▶ Task to complete
In the answer, every entry must appear exactly as given.

▶ Records for the task
—————
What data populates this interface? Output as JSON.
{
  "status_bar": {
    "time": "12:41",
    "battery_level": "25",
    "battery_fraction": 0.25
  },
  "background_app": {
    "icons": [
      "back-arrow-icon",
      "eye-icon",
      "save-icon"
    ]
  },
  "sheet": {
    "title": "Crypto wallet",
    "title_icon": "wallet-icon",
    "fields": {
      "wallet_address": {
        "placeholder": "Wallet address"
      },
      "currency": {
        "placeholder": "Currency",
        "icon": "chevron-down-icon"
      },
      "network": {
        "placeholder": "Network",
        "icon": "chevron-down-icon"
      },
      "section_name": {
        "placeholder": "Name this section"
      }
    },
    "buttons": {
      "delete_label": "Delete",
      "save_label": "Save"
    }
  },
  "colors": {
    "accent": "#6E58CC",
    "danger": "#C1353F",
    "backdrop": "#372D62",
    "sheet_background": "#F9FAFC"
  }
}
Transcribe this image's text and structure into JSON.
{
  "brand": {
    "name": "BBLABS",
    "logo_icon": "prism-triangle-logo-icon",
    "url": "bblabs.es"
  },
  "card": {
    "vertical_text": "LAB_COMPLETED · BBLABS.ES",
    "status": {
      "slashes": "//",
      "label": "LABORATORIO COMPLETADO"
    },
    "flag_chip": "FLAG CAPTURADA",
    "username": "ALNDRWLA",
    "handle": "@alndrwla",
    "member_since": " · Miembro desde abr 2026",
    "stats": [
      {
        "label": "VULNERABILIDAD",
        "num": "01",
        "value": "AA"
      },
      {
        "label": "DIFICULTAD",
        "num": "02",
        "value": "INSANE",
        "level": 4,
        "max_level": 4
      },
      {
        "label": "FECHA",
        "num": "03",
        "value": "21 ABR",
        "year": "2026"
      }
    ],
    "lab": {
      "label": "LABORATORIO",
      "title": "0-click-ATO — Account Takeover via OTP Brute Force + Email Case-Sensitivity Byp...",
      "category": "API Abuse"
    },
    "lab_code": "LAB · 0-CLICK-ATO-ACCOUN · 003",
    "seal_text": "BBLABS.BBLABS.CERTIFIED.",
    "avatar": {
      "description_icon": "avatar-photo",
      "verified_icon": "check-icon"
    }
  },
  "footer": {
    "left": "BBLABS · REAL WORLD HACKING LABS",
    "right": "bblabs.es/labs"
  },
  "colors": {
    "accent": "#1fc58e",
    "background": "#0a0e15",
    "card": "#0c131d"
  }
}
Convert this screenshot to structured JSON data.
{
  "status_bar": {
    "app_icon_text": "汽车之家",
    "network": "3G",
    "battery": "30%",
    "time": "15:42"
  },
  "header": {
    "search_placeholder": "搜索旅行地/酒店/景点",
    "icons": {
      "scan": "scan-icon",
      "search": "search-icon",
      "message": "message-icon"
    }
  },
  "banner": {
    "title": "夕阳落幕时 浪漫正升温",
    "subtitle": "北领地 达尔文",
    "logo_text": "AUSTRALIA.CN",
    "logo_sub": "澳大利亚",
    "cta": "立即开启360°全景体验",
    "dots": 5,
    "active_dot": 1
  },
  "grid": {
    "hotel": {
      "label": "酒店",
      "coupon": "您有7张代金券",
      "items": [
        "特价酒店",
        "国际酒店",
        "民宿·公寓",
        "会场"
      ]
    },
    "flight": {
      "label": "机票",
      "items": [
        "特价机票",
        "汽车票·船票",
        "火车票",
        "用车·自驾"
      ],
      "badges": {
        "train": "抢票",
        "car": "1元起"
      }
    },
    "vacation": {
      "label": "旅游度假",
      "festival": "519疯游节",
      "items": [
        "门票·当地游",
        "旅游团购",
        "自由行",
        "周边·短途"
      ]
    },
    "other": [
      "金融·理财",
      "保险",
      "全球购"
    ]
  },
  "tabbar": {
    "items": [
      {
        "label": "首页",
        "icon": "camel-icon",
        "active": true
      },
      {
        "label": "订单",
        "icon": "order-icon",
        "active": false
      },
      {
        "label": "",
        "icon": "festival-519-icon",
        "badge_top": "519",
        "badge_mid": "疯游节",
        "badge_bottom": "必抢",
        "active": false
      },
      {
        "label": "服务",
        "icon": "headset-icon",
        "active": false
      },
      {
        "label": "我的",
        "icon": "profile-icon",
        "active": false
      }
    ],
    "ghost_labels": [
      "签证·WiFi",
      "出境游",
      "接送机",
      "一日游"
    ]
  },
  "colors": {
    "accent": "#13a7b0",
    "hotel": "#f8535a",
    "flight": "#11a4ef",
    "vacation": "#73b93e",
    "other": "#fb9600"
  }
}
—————
▶ Output of the task
What data populates this interface? Output as JSON.
{
  "status_bar": {
    "time": "12:41",
    "battery_level": "25",
    "battery_fraction": 0.25
  },
  "background_app": {
    "icons": [
      "back-arrow-icon",
      "eye-icon",
      "save-icon"
    ]
  },
  "sheet": {
    "title": "Crypto wallet",
    "title_icon": "wallet-icon",
    "fields": {
      "wallet_address": {
        "placeholder": "Wallet address"
      },
      "currency": {
        "placeholder": "Currency",
        "icon": "chevron-down-icon"
      },
      "network": {
        "placeholder": "Network",
        "icon": "chevron-down-icon"
      },
      "section_name": {
        "placeholder": "Name this section"
      }
    },
    "buttons": {
      "delete_label": "Delete",
      "save_label": "Save"
    }
  },
  "colors": {
    "accent": "#6E58CC",
    "danger": "#C1353F",
    "backdrop": "#372D62",
    "sheet_background": "#F9FAFC"
  }
}
Transcribe this image's text and structure into JSON.
{
  "brand": {
    "name": "BBLABS",
    "logo_icon": "prism-triangle-logo-icon",
    "url": "bblabs.es"
  },
  "card": {
    "vertical_text": "LAB_COMPLETED · BBLABS.ES",
    "status": {
      "slashes": "//",
      "label": "LABORATORIO COMPLETADO"
    },
    "flag_chip": "FLAG CAPTURADA",
    "username": "ALNDRWLA",
    "handle": "@alndrwla",
    "member_since": " · Miembro desde abr 2026",
    "stats": [
      {
        "label": "VULNERABILIDAD",
        "num": "01",
        "value": "AA"
      },
      {
        "label": "DIFICULTAD",
        "num": "02",
        "value": "INSANE",
        "level": 4,
        "max_level": 4
      },
      {
        "label": "FECHA",
        "num": "03",
        "value": "21 ABR",
        "year": "2026"
      }
    ],
    "lab": {
      "label": "LABORATORIO",
      "title": "0-click-ATO — Account Takeover via OTP Brute Force + Email Case-Sensitivity Byp...",
      "category": "API Abuse"
    },
    "lab_code": "LAB · 0-CLICK-ATO-ACCOUN · 003",
    "seal_text": "BBLABS.BBLABS.CERTIFIED.",
    "avatar": {
      "description_icon": "avatar-photo",
      "verified_icon": "check-icon"
    }
  },
  "footer": {
    "left": "BBLABS · REAL WORLD HACKING LABS",
    "right": "bblabs.es/labs"
  },
  "colors": {
    "accent": "#1fc58e",
    "background": "#0a0e15",
    "card": "#0c131d"
  }
}
Convert this screenshot to structured JSON data.
{
  "status_bar": {
    "app_icon_text": "汽车之家",
    "network": "3G",
    "battery": "30%",
    "time": "15:42"
  },
  "header": {
    "search_placeholder": "搜索旅行地/酒店/景点",
    "icons": {
      "scan": "scan-icon",
      "search": "search-icon",
      "message": "message-icon"
    }
  },
  "banner": {
    "title": "夕阳落幕时 浪漫正升温",
    "subtitle": "北领地 达尔文",
    "logo_text": "AUSTRALIA.CN",
    "logo_sub": "澳大利亚",
    "cta": "立即开启360°全景体验",
    "dots": 5,
    "active_dot": 1
  },
  "grid": {
    "hotel": {
      "label": "酒店",
      "coupon": "您有7张代金券",
      "items": [
        "特价酒店",
        "国际酒店",
        "民宿·公寓",
        "会场"
      ]
    },
    "flight": {
      "label": "机票",
      "items": [
        "特价机票",
        "汽车票·船票",
        "火车票",
        "用车·自驾"
      ],
      "badges": {
        "train": "抢票",
        "car": "1元起"
      }
    },
    "vacation": {
      "label": "旅游度假",
      "festival": "519疯游节",
      "items": [
        "门票·当地游",
        "旅游团购",
        "自由行",
        "周边·短途"
      ]
    },
    "other": [
      "金融·理财",
      "保险",
      "全球购"
    ]
  },
  "tabbar": {
    "items": [
      {
        "label": "首页",
        "icon": "camel-icon",
        "active": true
      },
      {
        "label": "订单",
        "icon": "order-icon",
        "active": false
      },
      {
        "label": "",
        "icon": "festival-519-icon",
        "badge_top": "519",
        "badge_mid": "疯游节",
        "badge_bottom": "必抢",
        "active": false
      },
      {
        "label": "服务",
        "icon": "headset-icon",
        "active": false
      },
      {
        "label": "我的",
        "icon": "profile-icon",
        "active": false
      }
    ],
    "ghost_labels": [
      "签证·WiFi",
      "出境游",
      "接送机",
      "一日游"
    ]
  },
  "colors": {
    "accent": "#13a7b0",
    "hotel": "#f8535a",
    "flight": "#11a4ef",
    "vacation": "#73b93e",
    "other": "#fb9600"
  }
}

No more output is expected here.